“Obviously you have the perseverance from working at it, but there’s also a ton of working together with other riders,” he said. “When you’re starting, at first you have to have a hand from someone else. You either have to ask for it or that person has to offer their help. At the school programs we really have the kids work on that.”

Just why kids get so passionate about the sport depends on who you ask.

Scott Wilton loves the diversity of the sport, which includes freestyle, flatland and obstacle competitions, as well as racing, hockey and basketball.

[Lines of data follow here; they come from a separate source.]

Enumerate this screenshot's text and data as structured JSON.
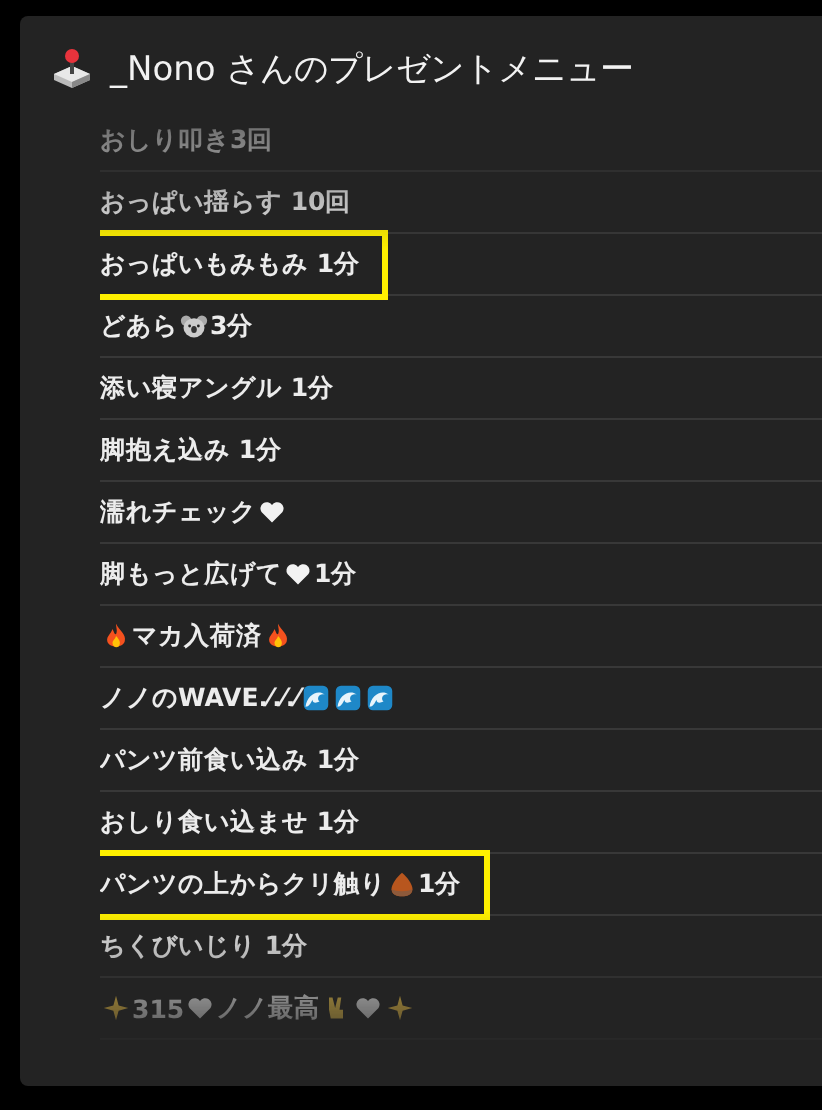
{
  "window": {
    "title": "_Nono さんのプレゼントメニュー"
  },
  "items": [
    {
      "parts": [
        {
          "kind": "text",
          "text": "おしり叩き3回"
        }
      ],
      "highlighted": false
    },
    {
      "parts": [
        {
          "kind": "text",
          "text": "おっぱい揺らす 10回"
        }
      ],
      "highlighted": false
    },
    {
      "parts": [
        {
          "kind": "text",
          "text": "おっぱいもみもみ 1分"
        }
      ],
      "highlighted": true
    },
    {
      "parts": [
        {
          "kind": "text",
          "text": "どあら"
        },
        {
          "kind": "koala"
        },
        {
          "kind": "text",
          "text": "3分"
        }
      ],
      "highlighted": false
    },
    {
      "parts": [
        {
          "kind": "text",
          "text": "添い寝アングル 1分"
        }
      ],
      "highlighted": false
    },
    {
      "parts": [
        {
          "kind": "text",
          "text": "脚抱え込み 1分"
        }
      ],
      "highlighted": false
    },
    {
      "parts": [
        {
          "kind": "text",
          "text": "濡れチェック"
        },
        {
          "kind": "heart"
        }
      ],
      "highlighted": false
    },
    {
      "parts": [
        {
          "kind": "text",
          "text": "脚もっと広げて"
        },
        {
          "kind": "heart"
        },
        {
          "kind": "text",
          "text": " 1分"
        }
      ],
      "highlighted": false
    },
    {
      "parts": [
        {
          "kind": "fire"
        },
        {
          "kind": "text",
          "text": "マカ入荷済"
        },
        {
          "kind": "fire"
        }
      ],
      "highlighted": false
    },
    {
      "parts": [
        {
          "kind": "text",
          "text": "ノノのWAVE.⁄.⁄.⁄"
        },
        {
          "kind": "wave"
        },
        {
          "kind": "wave"
        },
        {
          "kind": "wave"
        }
      ],
      "highlighted": false
    },
    {
      "parts": [
        {
          "kind": "text",
          "text": "パンツ前食い込み 1分"
        }
      ],
      "highlighted": false
    },
    {
      "parts": [
        {
          "kind": "text",
          "text": "おしり食い込ませ 1分"
        }
      ],
      "highlighted": false
    },
    {
      "parts": [
        {
          "kind": "text",
          "text": "パンツの上からクリ触り"
        },
        {
          "kind": "chestnut"
        },
        {
          "kind": "text",
          "text": "1分"
        }
      ],
      "highlighted": true
    },
    {
      "parts": [
        {
          "kind": "text",
          "text": "ちくびいじり 1分"
        }
      ],
      "highlighted": false
    },
    {
      "parts": [
        {
          "kind": "sparkle"
        },
        {
          "kind": "text",
          "text": "315"
        },
        {
          "kind": "heart"
        },
        {
          "kind": "text",
          "text": "ノノ最高"
        },
        {
          "kind": "peace"
        },
        {
          "kind": "heart"
        },
        {
          "kind": "sparkle"
        }
      ],
      "highlighted": false
    }
  ]
}
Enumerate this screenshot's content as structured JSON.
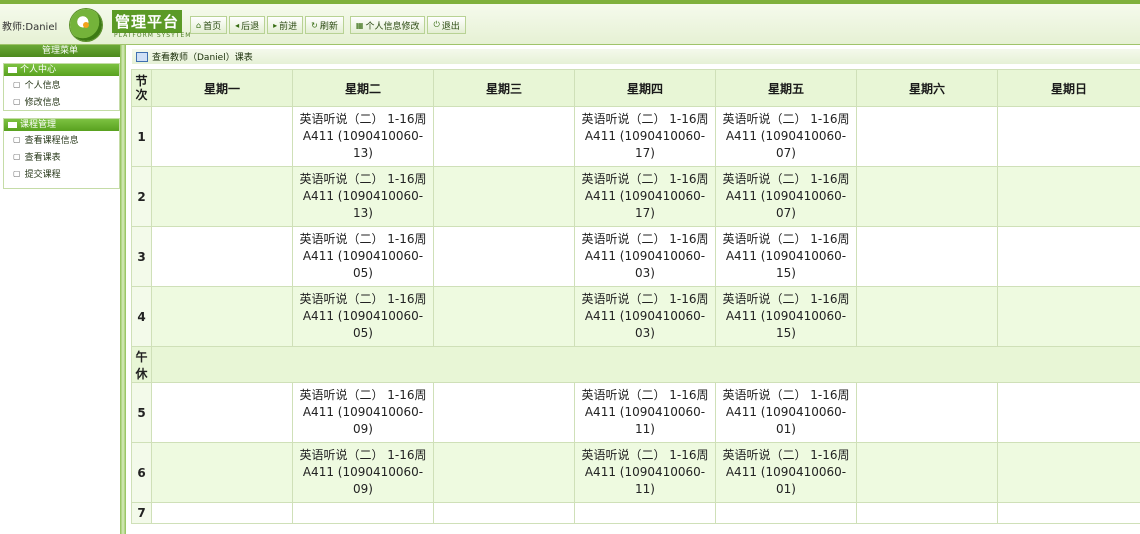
{
  "header": {
    "user_label": "教师:Daniel",
    "logo_title": "管理平台",
    "logo_subtitle": "PLATFORM SYSYTEM",
    "toolbar": [
      {
        "name": "home-button",
        "icon": "home-icon",
        "glyph": "⌂",
        "label": "首页"
      },
      {
        "name": "back-button",
        "icon": "back-icon",
        "glyph": "◂",
        "label": "后退"
      },
      {
        "name": "forward-button",
        "icon": "forward-icon",
        "glyph": "▸",
        "label": "前进"
      },
      {
        "name": "refresh-button",
        "icon": "refresh-icon",
        "glyph": "↻",
        "label": "刷新"
      },
      {
        "name": "edit-profile-button",
        "icon": "profile-icon",
        "glyph": "▦",
        "label": "个人信息修改"
      },
      {
        "name": "logout-button",
        "icon": "power-icon",
        "glyph": "⏻",
        "label": "退出"
      }
    ]
  },
  "sidebar": {
    "title": "管理菜单",
    "groups": [
      {
        "title": "个人中心",
        "items": [
          "个人信息",
          "修改信息"
        ]
      },
      {
        "title": "课程管理",
        "items": [
          "查看课程信息",
          "查看课表",
          "提交课程"
        ]
      }
    ]
  },
  "main": {
    "title": "查看教师（Daniel）课表",
    "table": {
      "period_header": "节次",
      "days": [
        "星期一",
        "星期二",
        "星期三",
        "星期四",
        "星期五",
        "星期六",
        "星期日"
      ],
      "noon_label": "午休",
      "rows": [
        {
          "period": "1",
          "cells": [
            "",
            "英语听说（二） 1-16周 A411 (1090410060-13)",
            "",
            "英语听说（二） 1-16周 A411 (1090410060-17)",
            "英语听说（二） 1-16周 A411 (1090410060-07)",
            "",
            ""
          ]
        },
        {
          "period": "2",
          "cells": [
            "",
            "英语听说（二） 1-16周 A411 (1090410060-13)",
            "",
            "英语听说（二） 1-16周 A411 (1090410060-17)",
            "英语听说（二） 1-16周 A411 (1090410060-07)",
            "",
            ""
          ]
        },
        {
          "period": "3",
          "cells": [
            "",
            "英语听说（二） 1-16周 A411 (1090410060-05)",
            "",
            "英语听说（二） 1-16周 A411 (1090410060-03)",
            "英语听说（二） 1-16周 A411 (1090410060-15)",
            "",
            ""
          ]
        },
        {
          "period": "4",
          "cells": [
            "",
            "英语听说（二） 1-16周 A411 (1090410060-05)",
            "",
            "英语听说（二） 1-16周 A411 (1090410060-03)",
            "英语听说（二） 1-16周 A411 (1090410060-15)",
            "",
            ""
          ]
        },
        {
          "period": "5",
          "cells": [
            "",
            "英语听说（二） 1-16周 A411 (1090410060-09)",
            "",
            "英语听说（二） 1-16周 A411 (1090410060-11)",
            "英语听说（二） 1-16周 A411 (1090410060-01)",
            "",
            ""
          ]
        },
        {
          "period": "6",
          "cells": [
            "",
            "英语听说（二） 1-16周 A411 (1090410060-09)",
            "",
            "英语听说（二） 1-16周 A411 (1090410060-11)",
            "英语听说（二） 1-16周 A411 (1090410060-01)",
            "",
            ""
          ]
        },
        {
          "period": "7",
          "cells": [
            "",
            "",
            "",
            "",
            "",
            "",
            ""
          ]
        }
      ]
    }
  }
}
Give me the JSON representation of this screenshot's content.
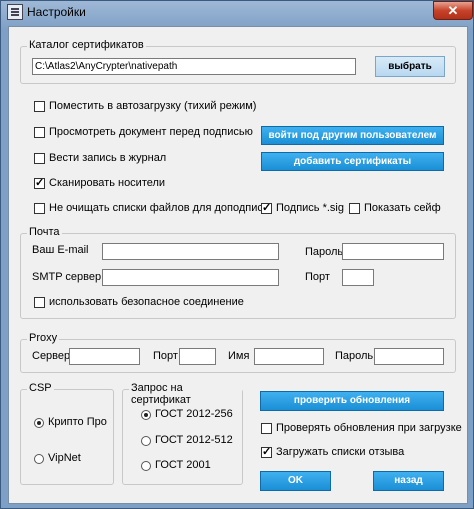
{
  "window": {
    "title": "Настройки",
    "close_glyph": "✕"
  },
  "catalog": {
    "group_title": "Каталог сертификатов",
    "path_value": "C:\\Atlas2\\AnyCrypter\\nativepath",
    "select_button": "выбрать"
  },
  "options": {
    "autostart": {
      "label": "Поместить в автозагрузку (тихий режим)",
      "checked": false
    },
    "preview": {
      "label": "Просмотреть документ перед подписью",
      "checked": false
    },
    "log": {
      "label": "Вести запись в журнал",
      "checked": false
    },
    "scan_media": {
      "label": "Сканировать носители",
      "checked": true
    },
    "keep_lists": {
      "label": "Не очищать списки файлов для доподписи",
      "checked": false
    },
    "signature_sig": {
      "label": "Подпись *.sig",
      "checked": true
    },
    "show_safe": {
      "label": "Показать сейф",
      "checked": false
    }
  },
  "buttons": {
    "login_other": "войти под другим пользователем",
    "add_certs": "добавить сертификаты",
    "check_updates": "проверить обновления",
    "ok": "OK",
    "back": "назад"
  },
  "mail": {
    "group_title": "Почта",
    "email_label": "Ваш E-mail",
    "email_value": "",
    "password_label": "Пароль",
    "password_value": "",
    "smtp_label": "SMTP сервер",
    "smtp_value": "",
    "port_label": "Порт",
    "port_value": "",
    "secure": {
      "label": "использовать безопасное соединение",
      "checked": false
    }
  },
  "proxy": {
    "group_title": "Proxy",
    "server_label": "Сервер",
    "server_value": "",
    "port_label": "Порт",
    "port_value": "",
    "name_label": "Имя",
    "name_value": "",
    "password_label": "Пароль",
    "password_value": ""
  },
  "csp": {
    "group_title": "CSP",
    "options": [
      {
        "label": "Крипто Про",
        "selected": true
      },
      {
        "label": "VipNet",
        "selected": false
      }
    ]
  },
  "cert_request": {
    "group_title": "Запрос на сертификат",
    "options": [
      {
        "label": "ГОСТ 2012-256",
        "selected": true
      },
      {
        "label": "ГОСТ 2012-512",
        "selected": false
      },
      {
        "label": "ГОСТ 2001",
        "selected": false
      }
    ]
  },
  "update_options": {
    "check_on_start": {
      "label": "Проверять обновления при загрузке",
      "checked": false
    },
    "load_revocation": {
      "label": "Загружать списки отзыва",
      "checked": true
    }
  },
  "colors": {
    "accent_button": "#1b8fd6",
    "title_bar": "#7fa0c6",
    "close_button": "#c7432a"
  }
}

Wilton’s accomplished at freestyle and distance racing, but his favorite pastime is mountain unicycling, an activity whose popularity is rapidly growing.

Olivia Seibert, 12, is an accomplished freestyler and mountain unicyclist who braves the mile-and-a-half to school on her mountain unicycle through whatever the Wisconsin weather throws her way.

“It’s hard because the snow is sometimes super hard to ride through,” she said. “But it’s definitely fun and definitely good for stamina.”

A stellar student, she also sees it indirectly as an intellectual pursuit.

“According to some studies in Korea, apparently it’s good for intelligence,” she said. “I had to do a paper on it.”

Maria Matyka likes the attention she gets on the bike paths and working at climbing up the skill levels.

“It never gets old,” she said. “You just keep working and working.”

Scott Wilton said that unicycling is much more entrenched in European countries and in Japan, where it has practically been elevated to an art form. But it’s gaining in popularity in the U.S. And communities across the globe are connecting to develop standards and techniques, and share new skills and technologies.

“It’s definitely growing a lot right now,” he said.

But because of the hard work it takes to get started, he doubts it will ever reach the popularity of other extreme sports like snowboarding or skateboarding.

“You can get on a skateboard and suck at it, but at least you can push down the street,” he said. “That’s always going to be really hard with unicycling. To do it you really have to dedicate the time to get going, and from there you have to dedicate more time if you want to get good – like any other sport.”